Segment Open

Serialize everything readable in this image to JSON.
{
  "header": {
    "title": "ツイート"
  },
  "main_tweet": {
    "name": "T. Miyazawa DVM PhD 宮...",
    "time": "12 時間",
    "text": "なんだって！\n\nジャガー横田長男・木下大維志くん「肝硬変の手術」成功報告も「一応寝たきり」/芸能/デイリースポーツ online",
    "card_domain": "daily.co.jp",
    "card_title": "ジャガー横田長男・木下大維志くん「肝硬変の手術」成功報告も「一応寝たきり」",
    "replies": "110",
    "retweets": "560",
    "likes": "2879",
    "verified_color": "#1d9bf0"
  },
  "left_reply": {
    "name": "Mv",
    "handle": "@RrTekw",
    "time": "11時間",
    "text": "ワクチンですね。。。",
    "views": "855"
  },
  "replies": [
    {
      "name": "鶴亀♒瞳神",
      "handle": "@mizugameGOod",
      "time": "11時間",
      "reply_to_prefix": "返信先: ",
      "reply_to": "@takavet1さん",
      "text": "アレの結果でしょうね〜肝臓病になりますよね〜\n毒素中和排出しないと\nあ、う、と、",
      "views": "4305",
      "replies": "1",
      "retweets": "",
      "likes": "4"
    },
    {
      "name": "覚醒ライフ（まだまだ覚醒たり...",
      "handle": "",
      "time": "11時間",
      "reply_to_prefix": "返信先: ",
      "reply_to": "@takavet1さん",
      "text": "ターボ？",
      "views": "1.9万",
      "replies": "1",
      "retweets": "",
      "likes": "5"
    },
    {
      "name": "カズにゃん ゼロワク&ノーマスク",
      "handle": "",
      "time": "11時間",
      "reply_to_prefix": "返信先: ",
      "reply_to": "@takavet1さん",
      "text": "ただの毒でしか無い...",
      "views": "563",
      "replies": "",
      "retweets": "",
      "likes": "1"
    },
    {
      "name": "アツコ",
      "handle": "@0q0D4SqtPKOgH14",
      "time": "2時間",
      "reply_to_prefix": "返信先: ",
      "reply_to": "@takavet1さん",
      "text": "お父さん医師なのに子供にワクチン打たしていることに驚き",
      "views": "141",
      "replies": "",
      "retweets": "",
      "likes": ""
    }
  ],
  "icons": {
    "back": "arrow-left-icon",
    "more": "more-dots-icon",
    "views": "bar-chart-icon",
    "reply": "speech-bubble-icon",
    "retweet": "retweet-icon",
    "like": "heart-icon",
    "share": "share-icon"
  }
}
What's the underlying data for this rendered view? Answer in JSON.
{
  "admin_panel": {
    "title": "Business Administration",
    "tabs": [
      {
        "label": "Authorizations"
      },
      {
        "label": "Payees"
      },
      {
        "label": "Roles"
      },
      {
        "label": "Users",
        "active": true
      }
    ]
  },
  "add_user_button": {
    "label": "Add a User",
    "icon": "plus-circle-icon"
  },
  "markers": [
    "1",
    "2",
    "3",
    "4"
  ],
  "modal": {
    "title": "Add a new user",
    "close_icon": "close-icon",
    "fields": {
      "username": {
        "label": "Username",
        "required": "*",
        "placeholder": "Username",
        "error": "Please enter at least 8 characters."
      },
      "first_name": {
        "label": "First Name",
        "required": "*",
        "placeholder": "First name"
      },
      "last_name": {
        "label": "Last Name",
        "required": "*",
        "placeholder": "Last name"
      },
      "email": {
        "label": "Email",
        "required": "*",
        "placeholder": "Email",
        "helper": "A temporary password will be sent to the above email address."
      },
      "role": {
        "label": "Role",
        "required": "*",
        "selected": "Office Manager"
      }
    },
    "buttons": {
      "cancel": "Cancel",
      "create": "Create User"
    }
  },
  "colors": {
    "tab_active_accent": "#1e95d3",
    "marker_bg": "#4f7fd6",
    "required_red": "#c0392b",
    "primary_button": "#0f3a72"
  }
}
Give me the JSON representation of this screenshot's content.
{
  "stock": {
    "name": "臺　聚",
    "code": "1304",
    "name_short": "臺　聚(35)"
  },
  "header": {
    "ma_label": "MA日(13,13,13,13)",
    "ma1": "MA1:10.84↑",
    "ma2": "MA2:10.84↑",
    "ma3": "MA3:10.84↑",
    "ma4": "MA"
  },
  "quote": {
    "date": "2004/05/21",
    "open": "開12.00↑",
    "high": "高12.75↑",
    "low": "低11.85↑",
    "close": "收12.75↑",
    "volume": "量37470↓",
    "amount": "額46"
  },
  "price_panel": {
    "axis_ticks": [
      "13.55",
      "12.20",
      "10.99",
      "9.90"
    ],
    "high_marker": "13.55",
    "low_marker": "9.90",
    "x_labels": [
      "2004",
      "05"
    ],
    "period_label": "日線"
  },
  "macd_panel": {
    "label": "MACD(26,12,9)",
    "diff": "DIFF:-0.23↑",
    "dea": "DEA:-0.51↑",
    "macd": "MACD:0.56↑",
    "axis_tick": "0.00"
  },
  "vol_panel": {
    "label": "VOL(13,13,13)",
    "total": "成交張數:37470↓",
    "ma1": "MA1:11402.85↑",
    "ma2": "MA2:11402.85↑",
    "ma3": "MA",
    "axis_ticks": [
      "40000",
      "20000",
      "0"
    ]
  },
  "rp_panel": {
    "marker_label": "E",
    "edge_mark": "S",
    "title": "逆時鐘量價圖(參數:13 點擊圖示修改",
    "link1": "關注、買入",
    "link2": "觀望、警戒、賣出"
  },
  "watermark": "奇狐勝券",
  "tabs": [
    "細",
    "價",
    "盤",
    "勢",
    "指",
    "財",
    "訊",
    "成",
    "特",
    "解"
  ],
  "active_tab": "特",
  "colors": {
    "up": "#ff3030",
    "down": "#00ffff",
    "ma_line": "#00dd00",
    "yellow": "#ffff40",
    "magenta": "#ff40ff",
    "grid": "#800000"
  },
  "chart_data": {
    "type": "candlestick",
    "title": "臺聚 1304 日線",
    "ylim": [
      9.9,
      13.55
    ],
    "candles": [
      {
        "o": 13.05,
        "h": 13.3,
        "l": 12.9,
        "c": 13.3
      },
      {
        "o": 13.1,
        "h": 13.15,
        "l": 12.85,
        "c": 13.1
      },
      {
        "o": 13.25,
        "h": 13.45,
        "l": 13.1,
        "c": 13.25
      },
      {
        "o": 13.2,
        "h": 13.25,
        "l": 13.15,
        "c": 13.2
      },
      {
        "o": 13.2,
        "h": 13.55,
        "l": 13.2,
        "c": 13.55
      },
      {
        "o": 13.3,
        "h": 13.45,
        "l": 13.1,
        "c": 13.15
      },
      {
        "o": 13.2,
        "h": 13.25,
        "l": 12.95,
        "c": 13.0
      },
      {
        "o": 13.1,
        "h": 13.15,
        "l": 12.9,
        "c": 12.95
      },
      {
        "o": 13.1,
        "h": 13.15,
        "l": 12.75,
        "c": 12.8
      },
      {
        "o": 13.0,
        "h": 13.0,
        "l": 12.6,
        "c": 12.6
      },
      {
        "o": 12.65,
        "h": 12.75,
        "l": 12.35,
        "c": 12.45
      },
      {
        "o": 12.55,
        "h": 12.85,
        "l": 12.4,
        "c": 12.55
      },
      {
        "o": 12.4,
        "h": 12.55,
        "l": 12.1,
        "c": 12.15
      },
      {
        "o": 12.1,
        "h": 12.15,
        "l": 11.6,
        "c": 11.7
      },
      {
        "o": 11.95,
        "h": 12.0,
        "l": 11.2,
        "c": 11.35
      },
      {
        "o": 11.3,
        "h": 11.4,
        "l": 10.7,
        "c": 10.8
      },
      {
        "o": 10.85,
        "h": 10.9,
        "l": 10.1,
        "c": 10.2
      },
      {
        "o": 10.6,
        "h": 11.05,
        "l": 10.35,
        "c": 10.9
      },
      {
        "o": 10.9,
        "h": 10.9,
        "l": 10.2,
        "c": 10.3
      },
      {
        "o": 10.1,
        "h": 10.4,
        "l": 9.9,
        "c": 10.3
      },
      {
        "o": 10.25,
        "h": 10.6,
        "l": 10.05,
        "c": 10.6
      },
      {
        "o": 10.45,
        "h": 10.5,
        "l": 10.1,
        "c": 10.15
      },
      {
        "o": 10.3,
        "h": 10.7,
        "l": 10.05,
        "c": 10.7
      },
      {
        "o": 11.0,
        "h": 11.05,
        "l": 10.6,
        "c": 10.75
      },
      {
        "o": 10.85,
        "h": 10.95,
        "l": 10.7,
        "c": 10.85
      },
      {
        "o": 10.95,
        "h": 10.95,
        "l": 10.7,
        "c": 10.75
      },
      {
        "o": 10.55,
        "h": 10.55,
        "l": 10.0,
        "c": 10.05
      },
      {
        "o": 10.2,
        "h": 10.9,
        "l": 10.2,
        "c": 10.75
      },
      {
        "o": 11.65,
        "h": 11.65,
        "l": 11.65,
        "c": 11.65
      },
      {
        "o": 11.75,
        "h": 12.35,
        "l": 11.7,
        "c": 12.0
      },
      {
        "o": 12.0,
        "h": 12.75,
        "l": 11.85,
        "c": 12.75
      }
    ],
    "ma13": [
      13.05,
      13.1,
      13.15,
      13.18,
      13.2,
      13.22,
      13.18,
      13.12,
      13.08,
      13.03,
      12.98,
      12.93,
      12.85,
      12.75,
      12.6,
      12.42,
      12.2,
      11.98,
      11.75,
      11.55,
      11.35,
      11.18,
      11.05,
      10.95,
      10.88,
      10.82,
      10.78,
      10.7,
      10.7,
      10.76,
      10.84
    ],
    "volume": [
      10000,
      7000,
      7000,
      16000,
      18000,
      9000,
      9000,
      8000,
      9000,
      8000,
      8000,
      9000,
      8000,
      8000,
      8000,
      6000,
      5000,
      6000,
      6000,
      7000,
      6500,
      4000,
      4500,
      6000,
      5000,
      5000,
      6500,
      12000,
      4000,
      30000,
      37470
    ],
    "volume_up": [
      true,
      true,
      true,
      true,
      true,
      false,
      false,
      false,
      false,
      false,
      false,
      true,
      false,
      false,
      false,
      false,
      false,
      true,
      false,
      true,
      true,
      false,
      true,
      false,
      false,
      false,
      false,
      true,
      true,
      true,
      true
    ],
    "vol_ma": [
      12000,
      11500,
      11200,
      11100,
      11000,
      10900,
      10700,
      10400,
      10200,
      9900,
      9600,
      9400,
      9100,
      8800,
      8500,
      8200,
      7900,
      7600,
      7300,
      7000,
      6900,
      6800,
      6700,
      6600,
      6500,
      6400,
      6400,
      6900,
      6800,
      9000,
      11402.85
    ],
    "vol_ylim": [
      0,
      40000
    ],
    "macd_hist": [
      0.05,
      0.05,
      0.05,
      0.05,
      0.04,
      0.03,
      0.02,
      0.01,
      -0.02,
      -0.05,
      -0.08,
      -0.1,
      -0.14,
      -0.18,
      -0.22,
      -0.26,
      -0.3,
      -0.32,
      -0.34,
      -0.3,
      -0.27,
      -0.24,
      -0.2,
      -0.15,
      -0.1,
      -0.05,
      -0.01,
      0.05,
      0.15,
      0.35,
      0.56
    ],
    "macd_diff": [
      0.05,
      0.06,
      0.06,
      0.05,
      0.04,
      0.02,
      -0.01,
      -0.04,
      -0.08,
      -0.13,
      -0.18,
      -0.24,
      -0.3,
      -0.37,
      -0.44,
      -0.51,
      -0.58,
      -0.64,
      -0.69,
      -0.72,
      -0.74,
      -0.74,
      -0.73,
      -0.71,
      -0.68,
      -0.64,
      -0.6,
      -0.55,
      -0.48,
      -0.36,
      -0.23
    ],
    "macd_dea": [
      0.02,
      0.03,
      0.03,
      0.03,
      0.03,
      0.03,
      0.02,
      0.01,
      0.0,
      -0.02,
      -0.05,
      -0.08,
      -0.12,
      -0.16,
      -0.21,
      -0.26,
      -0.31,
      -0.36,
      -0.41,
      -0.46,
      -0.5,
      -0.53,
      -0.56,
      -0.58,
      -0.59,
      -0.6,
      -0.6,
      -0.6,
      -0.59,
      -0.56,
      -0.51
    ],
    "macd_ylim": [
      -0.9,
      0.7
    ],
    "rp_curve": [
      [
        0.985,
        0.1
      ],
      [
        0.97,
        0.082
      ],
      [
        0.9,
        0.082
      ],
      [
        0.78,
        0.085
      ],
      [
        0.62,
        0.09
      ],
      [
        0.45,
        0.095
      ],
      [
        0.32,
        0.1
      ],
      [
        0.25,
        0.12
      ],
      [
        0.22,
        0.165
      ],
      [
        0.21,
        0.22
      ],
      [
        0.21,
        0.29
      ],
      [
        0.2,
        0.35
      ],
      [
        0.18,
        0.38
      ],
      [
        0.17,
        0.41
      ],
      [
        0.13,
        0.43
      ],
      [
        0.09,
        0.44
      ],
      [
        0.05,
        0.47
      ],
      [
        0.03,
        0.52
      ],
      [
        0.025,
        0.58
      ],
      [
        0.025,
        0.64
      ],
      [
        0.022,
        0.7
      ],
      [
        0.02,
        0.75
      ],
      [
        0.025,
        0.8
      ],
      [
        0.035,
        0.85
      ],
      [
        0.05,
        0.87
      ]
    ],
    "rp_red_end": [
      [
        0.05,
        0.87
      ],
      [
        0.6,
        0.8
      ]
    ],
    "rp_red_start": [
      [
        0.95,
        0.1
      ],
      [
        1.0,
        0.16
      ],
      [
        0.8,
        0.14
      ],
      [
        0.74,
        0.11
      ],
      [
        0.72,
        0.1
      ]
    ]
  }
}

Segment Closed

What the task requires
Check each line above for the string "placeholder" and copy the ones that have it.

Expected answer
        "placeholder": "Username",
        "placeholder": "First name"
        "placeholder": "Last name"
        "placeholder": "Email",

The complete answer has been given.